Let me just say that I learned to strum with the nail and skin of my index finger, which did start to hurt when I first started to play. After a few months, though, it stopped being a problem. I'd say if it hurts and you're not bleeding, you just stop playing. If you're bleeding, you're playing too hard or too much or something. That aside, there are other better options, for example thumb strumming or using more than one finger, or of course fingerpicking. Here are some pros and cons of guards on the picking hand:

Pros:

  • Artificial harmonics also get easier
  • Less strumming pain
  • Better grip on the strings if fingerpicking
  • It will allow you to play much more forcefully, as it won't hurt to play louder

Cons:
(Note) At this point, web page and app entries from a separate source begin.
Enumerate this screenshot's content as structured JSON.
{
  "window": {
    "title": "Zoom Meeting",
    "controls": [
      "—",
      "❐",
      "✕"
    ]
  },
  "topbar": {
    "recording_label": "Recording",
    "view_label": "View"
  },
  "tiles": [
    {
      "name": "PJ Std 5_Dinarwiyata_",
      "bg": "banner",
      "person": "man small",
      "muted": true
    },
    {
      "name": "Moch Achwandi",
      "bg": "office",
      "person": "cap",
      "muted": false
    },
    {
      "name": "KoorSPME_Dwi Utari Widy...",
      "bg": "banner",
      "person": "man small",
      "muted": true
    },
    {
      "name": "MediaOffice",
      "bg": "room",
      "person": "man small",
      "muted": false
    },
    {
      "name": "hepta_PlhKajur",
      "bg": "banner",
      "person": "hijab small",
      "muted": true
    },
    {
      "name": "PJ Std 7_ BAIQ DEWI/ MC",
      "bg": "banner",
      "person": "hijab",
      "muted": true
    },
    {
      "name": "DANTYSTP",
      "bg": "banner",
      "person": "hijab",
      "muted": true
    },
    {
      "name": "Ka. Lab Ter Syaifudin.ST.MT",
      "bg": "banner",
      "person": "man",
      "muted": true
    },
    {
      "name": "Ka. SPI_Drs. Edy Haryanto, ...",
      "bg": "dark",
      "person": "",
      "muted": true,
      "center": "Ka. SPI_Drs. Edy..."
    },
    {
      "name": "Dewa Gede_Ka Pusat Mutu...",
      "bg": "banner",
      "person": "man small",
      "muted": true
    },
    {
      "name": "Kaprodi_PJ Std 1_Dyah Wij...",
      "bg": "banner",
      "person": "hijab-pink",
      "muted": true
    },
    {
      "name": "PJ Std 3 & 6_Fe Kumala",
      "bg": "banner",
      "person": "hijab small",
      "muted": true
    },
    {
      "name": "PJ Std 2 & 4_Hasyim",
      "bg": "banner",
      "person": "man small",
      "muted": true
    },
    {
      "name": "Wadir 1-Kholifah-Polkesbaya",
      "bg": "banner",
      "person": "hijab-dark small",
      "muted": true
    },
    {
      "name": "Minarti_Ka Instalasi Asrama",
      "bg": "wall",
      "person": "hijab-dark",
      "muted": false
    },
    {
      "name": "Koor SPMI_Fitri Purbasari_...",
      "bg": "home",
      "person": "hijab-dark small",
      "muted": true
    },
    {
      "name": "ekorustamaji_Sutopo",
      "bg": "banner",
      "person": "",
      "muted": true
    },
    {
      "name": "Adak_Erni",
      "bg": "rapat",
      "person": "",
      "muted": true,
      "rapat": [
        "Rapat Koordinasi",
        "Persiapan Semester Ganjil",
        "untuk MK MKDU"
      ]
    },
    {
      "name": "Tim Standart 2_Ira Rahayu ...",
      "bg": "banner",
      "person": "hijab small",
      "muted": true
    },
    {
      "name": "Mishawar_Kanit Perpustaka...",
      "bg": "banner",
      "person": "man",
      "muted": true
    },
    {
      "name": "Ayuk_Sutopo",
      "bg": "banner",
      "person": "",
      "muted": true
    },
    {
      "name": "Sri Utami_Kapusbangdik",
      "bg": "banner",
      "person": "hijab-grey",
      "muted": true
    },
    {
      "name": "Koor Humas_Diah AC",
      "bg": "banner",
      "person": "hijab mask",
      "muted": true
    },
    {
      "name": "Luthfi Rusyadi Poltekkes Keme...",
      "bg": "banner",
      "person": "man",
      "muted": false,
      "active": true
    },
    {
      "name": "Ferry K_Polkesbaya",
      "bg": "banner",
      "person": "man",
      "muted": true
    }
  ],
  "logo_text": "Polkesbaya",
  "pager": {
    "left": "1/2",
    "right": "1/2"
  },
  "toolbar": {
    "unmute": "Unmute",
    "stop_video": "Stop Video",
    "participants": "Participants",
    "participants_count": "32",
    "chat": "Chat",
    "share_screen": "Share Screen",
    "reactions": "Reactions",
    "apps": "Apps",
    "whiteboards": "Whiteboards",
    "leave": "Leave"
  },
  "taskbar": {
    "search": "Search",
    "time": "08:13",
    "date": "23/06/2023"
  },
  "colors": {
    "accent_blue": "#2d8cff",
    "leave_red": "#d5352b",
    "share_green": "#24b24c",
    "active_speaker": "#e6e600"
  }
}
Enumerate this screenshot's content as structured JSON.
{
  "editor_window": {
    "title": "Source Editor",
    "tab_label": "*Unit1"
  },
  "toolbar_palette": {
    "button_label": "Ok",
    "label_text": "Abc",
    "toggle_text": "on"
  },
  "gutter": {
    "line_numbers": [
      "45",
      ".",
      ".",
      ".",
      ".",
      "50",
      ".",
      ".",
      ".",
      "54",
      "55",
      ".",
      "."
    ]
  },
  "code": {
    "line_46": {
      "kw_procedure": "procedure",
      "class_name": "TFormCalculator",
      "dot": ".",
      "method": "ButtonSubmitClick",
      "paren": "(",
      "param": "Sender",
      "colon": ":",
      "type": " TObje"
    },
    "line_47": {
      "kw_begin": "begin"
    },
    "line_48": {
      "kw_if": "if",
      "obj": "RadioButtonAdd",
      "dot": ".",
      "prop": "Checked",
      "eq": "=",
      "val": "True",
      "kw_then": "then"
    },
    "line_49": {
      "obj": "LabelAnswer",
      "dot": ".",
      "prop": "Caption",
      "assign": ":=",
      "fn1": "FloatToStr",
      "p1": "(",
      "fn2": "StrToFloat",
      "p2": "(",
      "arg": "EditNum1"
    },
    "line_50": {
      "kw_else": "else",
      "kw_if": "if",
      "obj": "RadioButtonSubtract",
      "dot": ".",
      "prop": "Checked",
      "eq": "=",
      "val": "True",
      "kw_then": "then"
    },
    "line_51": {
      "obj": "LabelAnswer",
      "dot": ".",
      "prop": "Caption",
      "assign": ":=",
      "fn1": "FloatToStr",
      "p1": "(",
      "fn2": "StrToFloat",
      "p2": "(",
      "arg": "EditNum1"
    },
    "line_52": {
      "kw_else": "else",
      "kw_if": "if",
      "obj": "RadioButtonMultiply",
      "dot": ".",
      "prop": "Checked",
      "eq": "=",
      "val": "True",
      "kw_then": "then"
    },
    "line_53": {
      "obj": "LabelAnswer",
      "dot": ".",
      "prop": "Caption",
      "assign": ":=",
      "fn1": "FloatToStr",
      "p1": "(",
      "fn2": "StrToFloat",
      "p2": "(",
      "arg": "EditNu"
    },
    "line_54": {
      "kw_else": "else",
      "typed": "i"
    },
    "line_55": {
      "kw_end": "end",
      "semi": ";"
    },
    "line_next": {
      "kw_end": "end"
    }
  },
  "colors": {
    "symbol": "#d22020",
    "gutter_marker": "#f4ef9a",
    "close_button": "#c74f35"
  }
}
  • You might even need one on the thumb, because thumbs are a big part of strumming
  • One can never vary their tone by using nails, because the nails never touch the strings
  • Different tone when strumming

If you start with guards, you're either going to have to eventually learn to play without them, in which case it's better to learn that now, or you'll use guards forever, which might be fine, depending on what you decide. It's your choice, but I can't say that they are necessary, as most ukulele players never use these. Also consider that guitarists and bassists also never usually use these, and they have to deal with metal strings and much thicker strings. String instruments also don't use these, and I can't think of any instrument that does use them.

  • 2
    None of those "pros" make sense. – ggcg Dec 9 '18 at 11:56
  • @ggcg Do you have any good pros I could use? Or would you simply argue that ther are no advantages? – user45266 Dec 9 '18 at 23:40
  • With all due respect I do not see any pros. Please see my answer for details. – ggcg Dec 10 '18 at 0:00
  • Okay, some of my claims are a little sketchy there, but I do believe that maybe they could be used for some novelty effect or something. I do agree that generally these sorts of devices are often made out to be much more useful than they really are, and I agree with your answer. – user45266 Dec 10 '18 at 0:09
0

if your fingers hurt use smaller string size

Your Answer

By clicking “Post Your Answer”, you agree to our terms of service, privacy policy and cookie policy

Not the answer you're looking for? Browse other questions tagged or ask your own question.